──────── Dataset
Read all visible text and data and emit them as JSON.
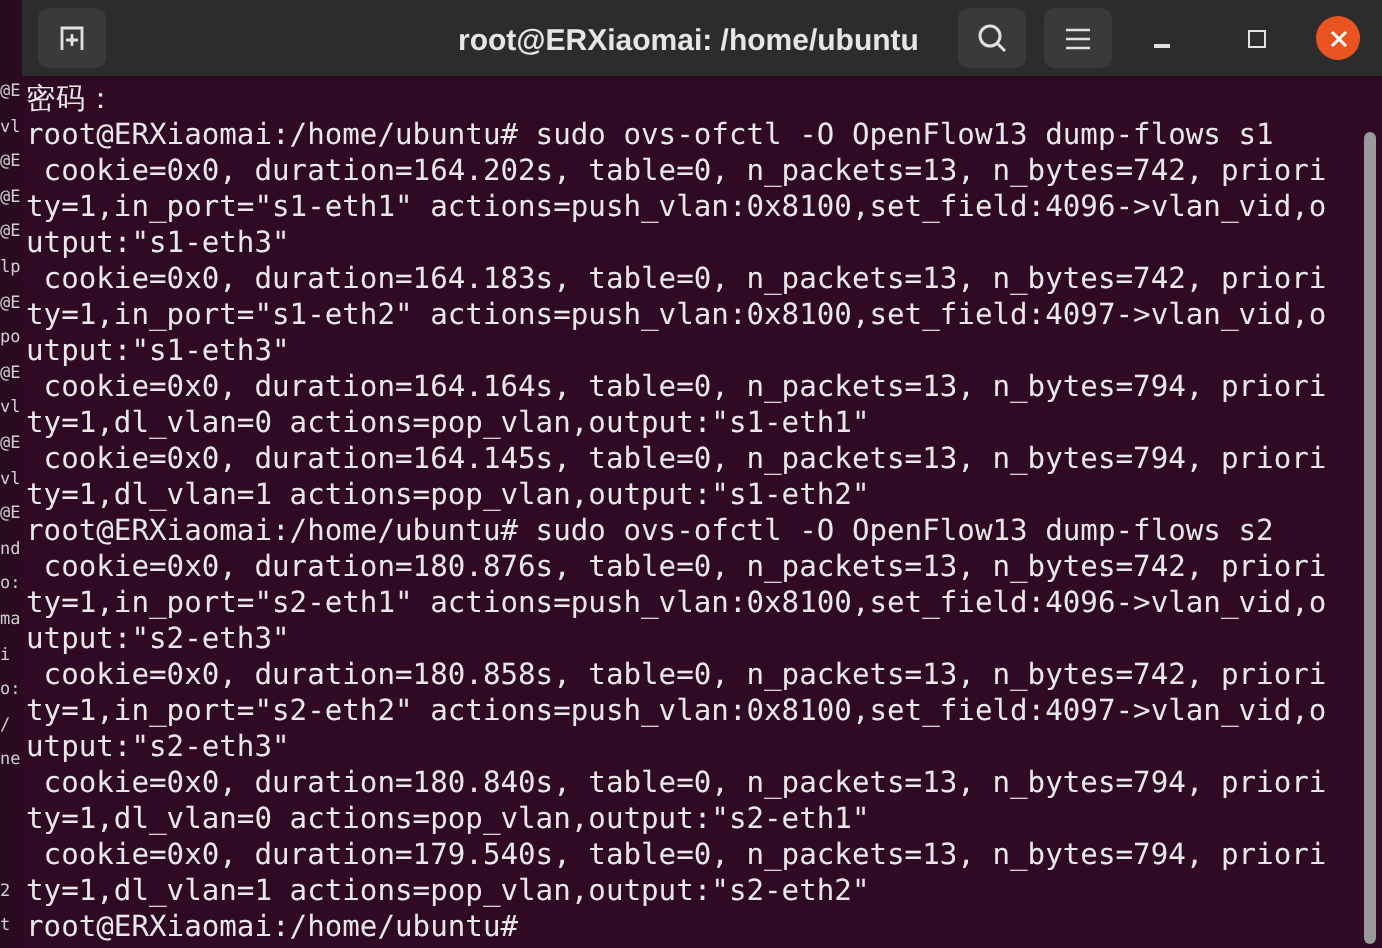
{
  "background_window": {
    "lines": [
      "@E",
      "vl",
      "@E",
      "@E",
      "@E",
      "lp",
      "@E",
      "po",
      "@E",
      "vl",
      "@E",
      "vl",
      "@E",
      "nd",
      "o:",
      "ma",
      "i",
      "o:",
      "/",
      "ne"
    ],
    "bottom_lines": [
      "2",
      "t"
    ]
  },
  "window": {
    "title": "root@ERXiaomai: /home/ubuntu"
  },
  "terminal": {
    "lines": [
      "密码：",
      "root@ERXiaomai:/home/ubuntu# sudo ovs-ofctl -O OpenFlow13 dump-flows s1",
      " cookie=0x0, duration=164.202s, table=0, n_packets=13, n_bytes=742, priori",
      "ty=1,in_port=\"s1-eth1\" actions=push_vlan:0x8100,set_field:4096->vlan_vid,o",
      "utput:\"s1-eth3\"",
      " cookie=0x0, duration=164.183s, table=0, n_packets=13, n_bytes=742, priori",
      "ty=1,in_port=\"s1-eth2\" actions=push_vlan:0x8100,set_field:4097->vlan_vid,o",
      "utput:\"s1-eth3\"",
      " cookie=0x0, duration=164.164s, table=0, n_packets=13, n_bytes=794, priori",
      "ty=1,dl_vlan=0 actions=pop_vlan,output:\"s1-eth1\"",
      " cookie=0x0, duration=164.145s, table=0, n_packets=13, n_bytes=794, priori",
      "ty=1,dl_vlan=1 actions=pop_vlan,output:\"s1-eth2\"",
      "root@ERXiaomai:/home/ubuntu# sudo ovs-ofctl -O OpenFlow13 dump-flows s2",
      " cookie=0x0, duration=180.876s, table=0, n_packets=13, n_bytes=742, priori",
      "ty=1,in_port=\"s2-eth1\" actions=push_vlan:0x8100,set_field:4096->vlan_vid,o",
      "utput:\"s2-eth3\"",
      " cookie=0x0, duration=180.858s, table=0, n_packets=13, n_bytes=742, priori",
      "ty=1,in_port=\"s2-eth2\" actions=push_vlan:0x8100,set_field:4097->vlan_vid,o",
      "utput:\"s2-eth3\"",
      " cookie=0x0, duration=180.840s, table=0, n_packets=13, n_bytes=794, priori",
      "ty=1,dl_vlan=0 actions=pop_vlan,output:\"s2-eth1\"",
      " cookie=0x0, duration=179.540s, table=0, n_packets=13, n_bytes=794, priori",
      "ty=1,dl_vlan=1 actions=pop_vlan,output:\"s2-eth2\"",
      "root@ERXiaomai:/home/ubuntu# "
    ]
  }
}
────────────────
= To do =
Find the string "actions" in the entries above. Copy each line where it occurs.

= Finished task =
      "ty=1,in_port=\"s1-eth1\" actions=push_vlan:0x8100,set_field:4096->vlan_vid,o",
      "ty=1,in_port=\"s1-eth2\" actions=push_vlan:0x8100,set_field:4097->vlan_vid,o",
      "ty=1,dl_vlan=0 actions=pop_vlan,output:\"s1-eth1\"",
      "ty=1,dl_vlan=1 actions=pop_vlan,output:\"s1-eth2\"",
      "ty=1,in_port=\"s2-eth1\" actions=push_vlan:0x8100,set_field:4096->vlan_vid,o",
      "ty=1,in_port=\"s2-eth2\" actions=push_vlan:0x8100,set_field:4097->vlan_vid,o",
      "ty=1,dl_vlan=0 actions=pop_vlan,output:\"s2-eth1\"",
      "ty=1,dl_vlan=1 actions=pop_vlan,output:\"s2-eth2\"",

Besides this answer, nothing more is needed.